In the summer of 2008, Shawn Johnson won four Olympic medals in Beijing. She returned home to late-night talk show requests and an invite to Dancing With the Stars, which she later won. But weeks after the games, she led the pledge of allegiance at the 2008 Democratic National Convention in Denver.






Advertisement

7 / 11

Jason and Jarron Collins - 2016

Jason and Jarron Collins - 2016

Illustration for article titled A Brief History of Athletes at the Democratic National Convention
Photo: (Getty Images)

Before Jason Collins came out to the world on the cover of Sports Illustrated, he came out to the Clinton family. He has known Chelsea Clinton for years — they were classmates and friends at Stanford. Shortly after the conversation with the Clintons, Jason became the first openly gay player in the NBA.

On the floor of the convention, Jason and his brother Jarron, who also played in the league, spoke under the theme of “ensuring equality.”

Advertisement

8 / 11

Craig Robinson - 2008, 2012

Craig Robinson - 2008, 2012

Illustration for article titled A Brief History of Athletes at the Democratic National Convention
Photo: (Getty Images)

Never heard of Craig Robinson? You’re probably not alone. The former college basketball coach and current executive director of the National Association of Basketball Coaches spoke at two conventions due to his relationship with the Obamas — he’s Michelle’s brother. He introduced the former first lady at the 2008 convention.

Robinson had a successful head coaching career at Brown and Oregon State. He also worked for two NBA teams, the Milwaukee Bucks and New York Knicks, as a VP of player development.

Advertisement

9 / 11

Kevin Johnson - 2012

Kevin Johnson - 2012

Illustration for article titled A Brief History of Athletes at the Democratic National Convention
Photo: (Getty Images)
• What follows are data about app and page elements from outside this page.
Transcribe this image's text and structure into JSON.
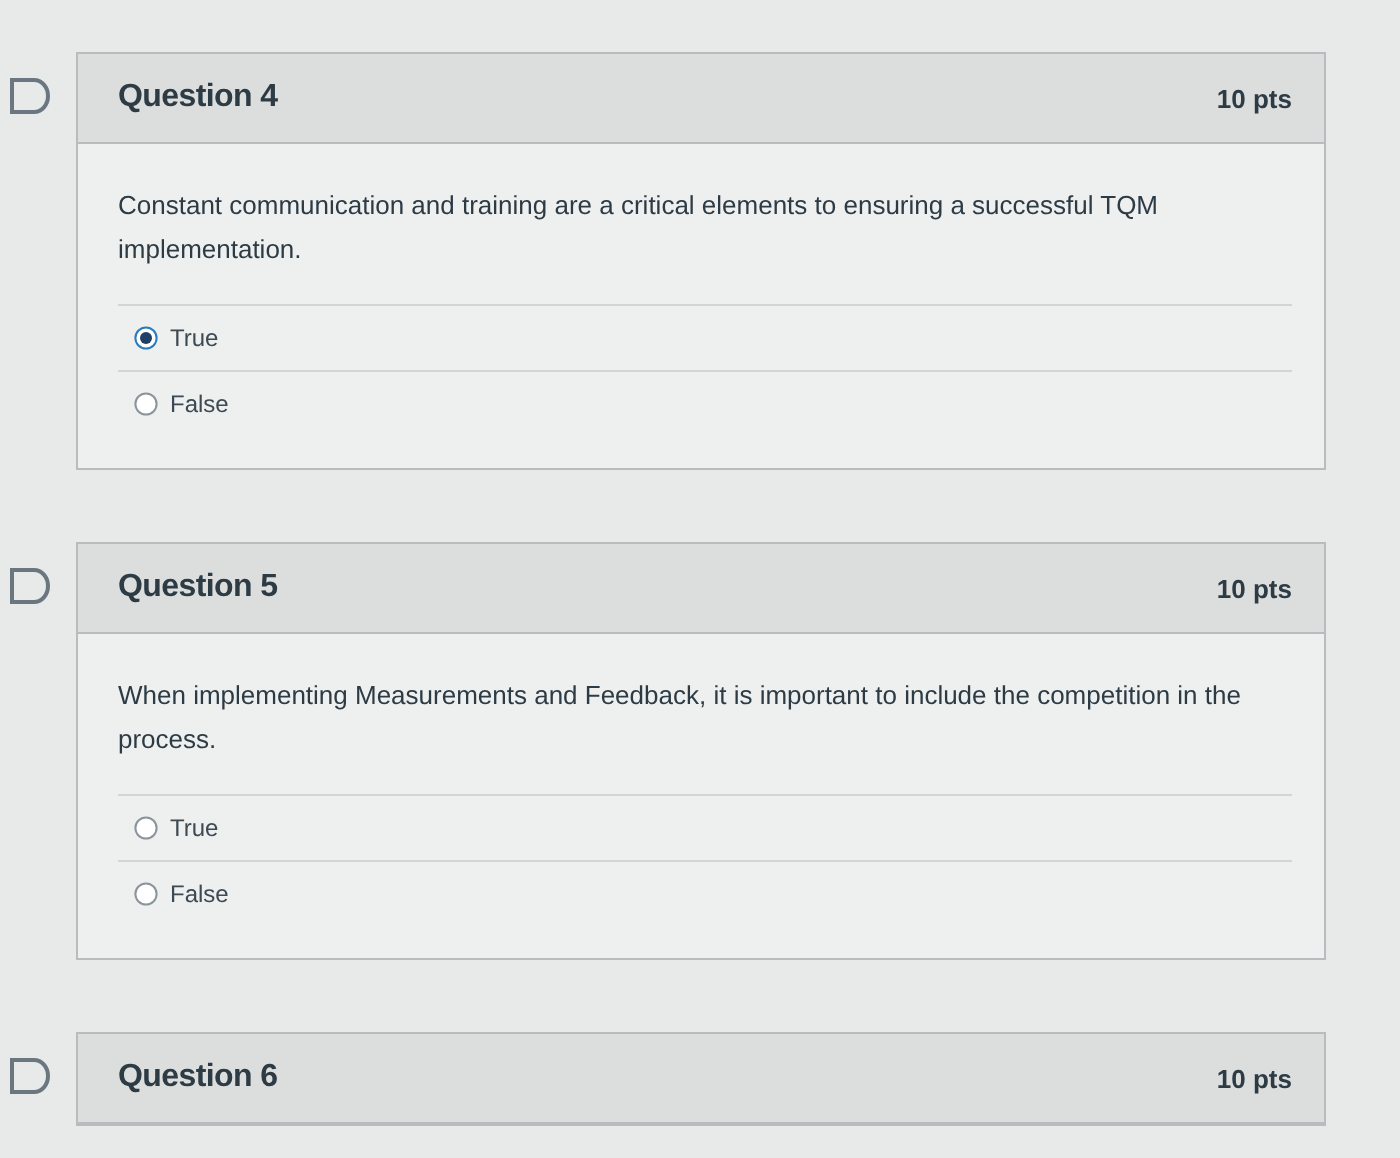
{
  "questions": [
    {
      "title": "Question 4",
      "points": "10 pts",
      "text": "Constant communication and training are a critical elements to ensuring a successful TQM implementation.",
      "answers": [
        {
          "label": "True",
          "selected": true
        },
        {
          "label": "False",
          "selected": false
        }
      ]
    },
    {
      "title": "Question 5",
      "points": "10 pts",
      "text": "When implementing Measurements and Feedback, it is important to include the competition in the process.",
      "answers": [
        {
          "label": "True",
          "selected": false
        },
        {
          "label": "False",
          "selected": false
        }
      ]
    },
    {
      "title": "Question 6",
      "points": "10 pts"
    }
  ]
}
Disgraced former Sacramento Mayor Kevin Johnson once spoke to a group of college democrats at the 2012 DNC. The ex-mayor and Kings guard has been accused of sexual assault on multiple occasions. Investigations by Deadspin in 2015 led ESPN to cancel its scheduled 30 for 30 on Johnson’s fight to keep the Kings in Sacramento.

Advertisement

10 / 11

Cory Booker - 2012, 2016, 2020

Cory Booker - 2012, 2016, 2020

Illustration for article titled A Brief History of Athletes at the Democratic National Convention
Photo: (Getty Images)

Another New Jersey senator with a history of playing ball is Cory Booker. Booker played tight end for Stanford in 1989 and 1990. He was a highly-recruited prospect out of Bergen County, NJ. Booker, who ran for the 2020 nomination himself, has spoken at multiple conventions and will give an address at this year’s virtual gathering on Thursday.

Advertisement

11 / 11